The Madrid regional Archaeological and Paleontological Museum in Alcalá de Henares has opened a major exhibition on the lost Iberian civilisation of Tartessus.
The exhibition comes a week after joint team from the Institute of Archaeology and the Junta de Extremadura, announced the unearthing of a major find at the Tartessian site of Casas del Turuñuelo in Guareña, Badajoz, including two complete female figures adorned with outstanding earrings that represent typical pieces of the Tartessian goldsmithing dating to between the fifth and fourth centuries BC.
Casas del Turuñuelo discovery has aroused much interest in what must have been a vibrant culture.
The Tartessus peoples are believed to have been a mix of Phoenicians and Iberians whose civilisation flourished in southern Spain some 3,000 years ago but then vanished from history.

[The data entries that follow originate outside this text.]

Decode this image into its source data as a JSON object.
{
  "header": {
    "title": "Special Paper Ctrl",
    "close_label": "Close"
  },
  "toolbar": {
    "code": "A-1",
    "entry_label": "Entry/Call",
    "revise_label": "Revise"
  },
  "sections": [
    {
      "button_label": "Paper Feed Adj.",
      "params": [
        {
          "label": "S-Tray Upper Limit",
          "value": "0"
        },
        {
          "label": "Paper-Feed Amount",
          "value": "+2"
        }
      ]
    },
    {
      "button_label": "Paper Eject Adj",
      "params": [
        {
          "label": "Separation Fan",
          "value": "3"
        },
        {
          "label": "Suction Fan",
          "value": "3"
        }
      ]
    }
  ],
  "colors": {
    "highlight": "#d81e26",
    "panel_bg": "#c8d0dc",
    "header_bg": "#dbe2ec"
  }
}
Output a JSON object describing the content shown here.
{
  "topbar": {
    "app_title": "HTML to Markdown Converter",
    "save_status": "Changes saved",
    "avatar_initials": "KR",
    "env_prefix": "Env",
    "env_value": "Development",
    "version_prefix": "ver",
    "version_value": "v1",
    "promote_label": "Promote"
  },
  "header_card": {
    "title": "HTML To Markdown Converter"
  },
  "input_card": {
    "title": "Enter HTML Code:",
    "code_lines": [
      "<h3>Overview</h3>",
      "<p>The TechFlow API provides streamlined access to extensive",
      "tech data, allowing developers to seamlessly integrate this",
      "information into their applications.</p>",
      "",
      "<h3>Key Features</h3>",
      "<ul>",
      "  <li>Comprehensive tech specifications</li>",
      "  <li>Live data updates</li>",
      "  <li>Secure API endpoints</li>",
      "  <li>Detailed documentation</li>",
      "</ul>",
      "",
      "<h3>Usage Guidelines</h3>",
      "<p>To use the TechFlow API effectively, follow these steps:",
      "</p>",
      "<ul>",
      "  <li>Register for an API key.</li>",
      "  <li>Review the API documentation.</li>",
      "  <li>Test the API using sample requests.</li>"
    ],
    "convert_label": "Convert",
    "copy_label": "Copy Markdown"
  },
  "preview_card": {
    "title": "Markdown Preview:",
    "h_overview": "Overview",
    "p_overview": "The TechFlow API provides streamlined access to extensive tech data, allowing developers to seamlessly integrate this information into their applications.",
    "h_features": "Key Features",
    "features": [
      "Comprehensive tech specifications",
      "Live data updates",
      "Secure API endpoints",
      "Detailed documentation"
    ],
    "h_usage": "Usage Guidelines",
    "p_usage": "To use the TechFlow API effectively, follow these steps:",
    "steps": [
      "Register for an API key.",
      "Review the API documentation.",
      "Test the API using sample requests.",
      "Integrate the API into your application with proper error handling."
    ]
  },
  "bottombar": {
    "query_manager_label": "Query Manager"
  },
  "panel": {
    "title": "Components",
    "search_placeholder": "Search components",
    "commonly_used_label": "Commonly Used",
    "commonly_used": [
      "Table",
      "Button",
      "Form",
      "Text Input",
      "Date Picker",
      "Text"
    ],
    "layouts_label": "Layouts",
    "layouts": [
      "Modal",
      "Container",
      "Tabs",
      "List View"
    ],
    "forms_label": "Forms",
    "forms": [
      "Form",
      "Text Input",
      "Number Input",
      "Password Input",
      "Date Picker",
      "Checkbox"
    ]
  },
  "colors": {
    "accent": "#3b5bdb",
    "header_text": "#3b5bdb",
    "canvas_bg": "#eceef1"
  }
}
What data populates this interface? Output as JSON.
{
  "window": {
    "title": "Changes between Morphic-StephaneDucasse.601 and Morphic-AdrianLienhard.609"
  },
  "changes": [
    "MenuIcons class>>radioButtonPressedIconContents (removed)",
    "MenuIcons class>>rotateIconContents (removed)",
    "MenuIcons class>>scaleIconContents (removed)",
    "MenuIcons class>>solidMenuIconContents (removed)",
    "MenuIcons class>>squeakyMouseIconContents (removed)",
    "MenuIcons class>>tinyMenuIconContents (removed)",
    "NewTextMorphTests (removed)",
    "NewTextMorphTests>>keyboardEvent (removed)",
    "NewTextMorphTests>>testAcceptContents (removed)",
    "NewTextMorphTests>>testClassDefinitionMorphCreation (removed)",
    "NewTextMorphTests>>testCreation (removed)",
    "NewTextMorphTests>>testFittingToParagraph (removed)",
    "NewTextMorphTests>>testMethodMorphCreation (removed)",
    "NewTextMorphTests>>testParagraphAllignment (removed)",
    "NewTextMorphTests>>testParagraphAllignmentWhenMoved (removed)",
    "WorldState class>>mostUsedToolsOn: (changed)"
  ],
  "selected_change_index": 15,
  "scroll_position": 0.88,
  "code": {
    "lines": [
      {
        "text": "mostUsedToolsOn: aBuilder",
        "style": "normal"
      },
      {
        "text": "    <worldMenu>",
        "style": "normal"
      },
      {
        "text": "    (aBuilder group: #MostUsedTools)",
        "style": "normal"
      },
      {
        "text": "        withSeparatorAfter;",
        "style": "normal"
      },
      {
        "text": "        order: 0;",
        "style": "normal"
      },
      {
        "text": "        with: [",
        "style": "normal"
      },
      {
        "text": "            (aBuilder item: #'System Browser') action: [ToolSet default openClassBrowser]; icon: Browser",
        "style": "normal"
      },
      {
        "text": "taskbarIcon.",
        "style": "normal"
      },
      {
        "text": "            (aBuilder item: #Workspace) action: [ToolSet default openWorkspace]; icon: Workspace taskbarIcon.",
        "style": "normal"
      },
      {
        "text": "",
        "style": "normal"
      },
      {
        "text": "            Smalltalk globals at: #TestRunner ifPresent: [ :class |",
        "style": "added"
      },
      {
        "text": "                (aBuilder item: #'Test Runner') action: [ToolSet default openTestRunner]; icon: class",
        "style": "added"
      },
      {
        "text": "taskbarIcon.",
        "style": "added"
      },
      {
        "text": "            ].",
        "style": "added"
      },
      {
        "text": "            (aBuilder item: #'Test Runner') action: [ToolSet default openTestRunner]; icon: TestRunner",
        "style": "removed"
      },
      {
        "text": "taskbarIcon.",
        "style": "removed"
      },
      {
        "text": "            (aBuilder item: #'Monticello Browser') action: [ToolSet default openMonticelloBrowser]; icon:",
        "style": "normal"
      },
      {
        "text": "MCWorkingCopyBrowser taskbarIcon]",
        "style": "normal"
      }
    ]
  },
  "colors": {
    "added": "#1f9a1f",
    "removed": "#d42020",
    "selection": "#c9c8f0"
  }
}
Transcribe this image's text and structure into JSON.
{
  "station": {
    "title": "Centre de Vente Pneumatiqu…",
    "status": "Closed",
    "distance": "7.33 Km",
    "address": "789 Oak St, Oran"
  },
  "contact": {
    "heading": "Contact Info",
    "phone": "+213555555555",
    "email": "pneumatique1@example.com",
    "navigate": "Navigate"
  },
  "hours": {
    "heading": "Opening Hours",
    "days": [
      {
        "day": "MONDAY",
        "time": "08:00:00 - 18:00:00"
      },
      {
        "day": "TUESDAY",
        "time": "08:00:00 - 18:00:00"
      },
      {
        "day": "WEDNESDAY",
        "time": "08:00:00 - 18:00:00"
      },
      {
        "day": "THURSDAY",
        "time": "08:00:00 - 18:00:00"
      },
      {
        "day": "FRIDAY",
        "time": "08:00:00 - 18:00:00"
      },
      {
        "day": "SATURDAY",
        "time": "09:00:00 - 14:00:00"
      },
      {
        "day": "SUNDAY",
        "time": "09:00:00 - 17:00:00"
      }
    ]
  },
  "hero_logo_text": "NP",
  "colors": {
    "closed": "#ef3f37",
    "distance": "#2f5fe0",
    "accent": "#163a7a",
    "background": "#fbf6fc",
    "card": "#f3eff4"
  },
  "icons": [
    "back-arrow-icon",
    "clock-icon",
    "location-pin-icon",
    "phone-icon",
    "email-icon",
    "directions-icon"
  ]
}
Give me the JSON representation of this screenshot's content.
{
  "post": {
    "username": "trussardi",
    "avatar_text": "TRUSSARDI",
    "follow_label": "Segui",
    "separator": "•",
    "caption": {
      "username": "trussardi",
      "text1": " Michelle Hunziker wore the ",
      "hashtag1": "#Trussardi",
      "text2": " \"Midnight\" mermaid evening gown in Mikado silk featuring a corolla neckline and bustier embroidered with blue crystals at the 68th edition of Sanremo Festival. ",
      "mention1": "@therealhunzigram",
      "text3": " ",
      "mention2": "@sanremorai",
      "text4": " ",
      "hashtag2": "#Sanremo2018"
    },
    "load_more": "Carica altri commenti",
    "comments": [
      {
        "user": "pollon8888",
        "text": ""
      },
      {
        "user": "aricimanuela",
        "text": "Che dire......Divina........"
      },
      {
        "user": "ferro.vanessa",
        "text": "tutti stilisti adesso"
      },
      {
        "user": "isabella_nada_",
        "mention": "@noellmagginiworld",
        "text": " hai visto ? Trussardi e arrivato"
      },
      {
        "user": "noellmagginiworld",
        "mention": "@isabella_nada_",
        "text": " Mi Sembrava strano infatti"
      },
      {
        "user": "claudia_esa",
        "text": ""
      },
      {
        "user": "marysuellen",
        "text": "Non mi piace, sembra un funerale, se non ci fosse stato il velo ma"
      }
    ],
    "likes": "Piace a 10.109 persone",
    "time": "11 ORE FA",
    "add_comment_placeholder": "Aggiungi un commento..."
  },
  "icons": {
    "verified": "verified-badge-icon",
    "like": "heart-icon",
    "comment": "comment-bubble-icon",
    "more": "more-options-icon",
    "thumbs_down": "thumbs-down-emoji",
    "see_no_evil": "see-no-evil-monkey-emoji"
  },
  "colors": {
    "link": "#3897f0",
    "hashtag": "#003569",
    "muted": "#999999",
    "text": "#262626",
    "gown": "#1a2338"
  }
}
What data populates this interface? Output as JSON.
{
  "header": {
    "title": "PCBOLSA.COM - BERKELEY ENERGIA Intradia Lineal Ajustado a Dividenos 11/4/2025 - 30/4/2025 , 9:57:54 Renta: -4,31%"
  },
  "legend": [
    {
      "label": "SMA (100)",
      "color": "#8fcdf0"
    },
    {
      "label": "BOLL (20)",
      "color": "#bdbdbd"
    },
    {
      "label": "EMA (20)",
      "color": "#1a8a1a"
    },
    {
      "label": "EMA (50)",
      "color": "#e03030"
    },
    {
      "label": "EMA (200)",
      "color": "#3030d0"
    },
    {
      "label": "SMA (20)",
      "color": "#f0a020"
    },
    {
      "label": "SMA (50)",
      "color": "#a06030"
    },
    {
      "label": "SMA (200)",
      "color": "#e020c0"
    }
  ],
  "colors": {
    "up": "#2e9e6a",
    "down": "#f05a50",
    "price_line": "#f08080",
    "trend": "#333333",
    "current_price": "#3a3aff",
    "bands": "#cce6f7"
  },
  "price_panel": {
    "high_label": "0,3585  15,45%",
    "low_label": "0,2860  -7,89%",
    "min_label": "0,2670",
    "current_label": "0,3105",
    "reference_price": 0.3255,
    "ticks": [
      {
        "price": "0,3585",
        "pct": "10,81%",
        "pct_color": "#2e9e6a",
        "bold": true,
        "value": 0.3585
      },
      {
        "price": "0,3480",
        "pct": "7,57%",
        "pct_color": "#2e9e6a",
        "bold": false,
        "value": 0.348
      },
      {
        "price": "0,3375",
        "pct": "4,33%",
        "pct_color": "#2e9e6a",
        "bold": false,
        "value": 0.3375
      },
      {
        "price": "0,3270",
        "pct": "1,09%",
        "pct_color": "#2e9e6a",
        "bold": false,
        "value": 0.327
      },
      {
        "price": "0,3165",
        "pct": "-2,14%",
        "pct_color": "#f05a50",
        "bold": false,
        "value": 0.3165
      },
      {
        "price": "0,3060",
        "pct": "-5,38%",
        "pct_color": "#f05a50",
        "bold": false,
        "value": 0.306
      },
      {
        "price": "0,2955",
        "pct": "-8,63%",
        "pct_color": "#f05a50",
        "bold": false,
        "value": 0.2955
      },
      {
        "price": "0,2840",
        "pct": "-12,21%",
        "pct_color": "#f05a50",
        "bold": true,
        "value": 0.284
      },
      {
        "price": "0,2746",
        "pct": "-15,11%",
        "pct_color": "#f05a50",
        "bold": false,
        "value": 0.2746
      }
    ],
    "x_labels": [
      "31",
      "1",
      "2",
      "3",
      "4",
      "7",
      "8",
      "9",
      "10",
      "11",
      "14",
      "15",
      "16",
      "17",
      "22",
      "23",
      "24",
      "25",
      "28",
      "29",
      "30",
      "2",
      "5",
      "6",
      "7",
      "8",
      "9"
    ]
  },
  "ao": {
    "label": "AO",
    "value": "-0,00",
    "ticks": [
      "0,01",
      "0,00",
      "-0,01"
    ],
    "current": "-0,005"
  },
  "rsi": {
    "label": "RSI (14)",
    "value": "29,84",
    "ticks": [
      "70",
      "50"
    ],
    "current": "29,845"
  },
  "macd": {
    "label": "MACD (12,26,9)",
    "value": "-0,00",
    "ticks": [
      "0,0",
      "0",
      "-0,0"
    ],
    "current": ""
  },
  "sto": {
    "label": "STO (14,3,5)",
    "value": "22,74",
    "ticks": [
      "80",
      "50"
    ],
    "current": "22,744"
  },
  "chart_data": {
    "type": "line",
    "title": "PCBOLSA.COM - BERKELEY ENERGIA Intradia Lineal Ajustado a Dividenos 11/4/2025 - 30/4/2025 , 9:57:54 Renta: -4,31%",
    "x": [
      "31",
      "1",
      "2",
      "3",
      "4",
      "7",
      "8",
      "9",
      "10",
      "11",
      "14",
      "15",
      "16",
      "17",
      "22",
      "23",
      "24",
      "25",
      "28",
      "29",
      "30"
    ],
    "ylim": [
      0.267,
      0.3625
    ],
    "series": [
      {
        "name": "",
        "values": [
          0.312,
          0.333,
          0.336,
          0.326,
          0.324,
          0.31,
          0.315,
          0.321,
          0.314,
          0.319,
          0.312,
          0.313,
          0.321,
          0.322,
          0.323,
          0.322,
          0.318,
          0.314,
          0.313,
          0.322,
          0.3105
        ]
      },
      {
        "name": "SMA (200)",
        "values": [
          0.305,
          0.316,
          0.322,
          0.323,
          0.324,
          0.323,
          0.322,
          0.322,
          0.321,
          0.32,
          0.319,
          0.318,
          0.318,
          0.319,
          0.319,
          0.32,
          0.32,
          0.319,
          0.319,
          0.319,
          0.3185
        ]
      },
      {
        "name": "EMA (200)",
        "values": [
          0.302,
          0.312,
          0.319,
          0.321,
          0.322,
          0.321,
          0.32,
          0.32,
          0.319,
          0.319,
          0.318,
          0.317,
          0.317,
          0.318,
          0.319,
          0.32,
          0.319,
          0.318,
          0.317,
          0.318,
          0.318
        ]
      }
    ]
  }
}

It was the first western civilization mentioned in written sources and some believe linked to the myth of Atlantis and the labours of Hercules.
The Greek historian Herodotus (5th century BC) describes the cordial trading relations between the Greek city states and Tartessus and in particular to the generosity of their king, Arganthonius who, apparently, lived for 120 years (and ruled for 80)!
It´s epicentre, is believed to be around the marshlands of the Doñana national park which was then underwater as part of the Bay of Tartesus and it is feasible there were trading ports there.
Madrid´s Minister of Culture, Marta Rivera de la Cruz, said at the inauguration of the exhibition that the “museum continues to demonstrate that it is a national reference in scientific terms and for the dissemination of our past”.
Sebastián Celestino Pérez and Esther Rodríguez González, curator and scientific coordinator of the exhibition are also the Casas del Turuñuelo site said the exhibition brings together 230 pieces from nine Archaeological Museums across Spain and Portugal and for the first time gives visitors “a comprehensive look at Tartesus.
Visitors will also be able to enter the 1:1 scale reconstruction of the courtyard of the Casas del Turuñuelo site and depictions of the human reliefs which were found in an ancient adobe temple, filled with the bones of animals that were killed, eaten, and deposited in a pit during a mass sacrifice.
The exhibition is free of charge and runs until September 24.
The exhibition can be visited during regular Museum hours and with guided tours on weekends and holidays at various times (Saturdays at 12:00, 13:00, 16:00 and 17:00 p.m.; Sundays and holidays at 12:00 p.m)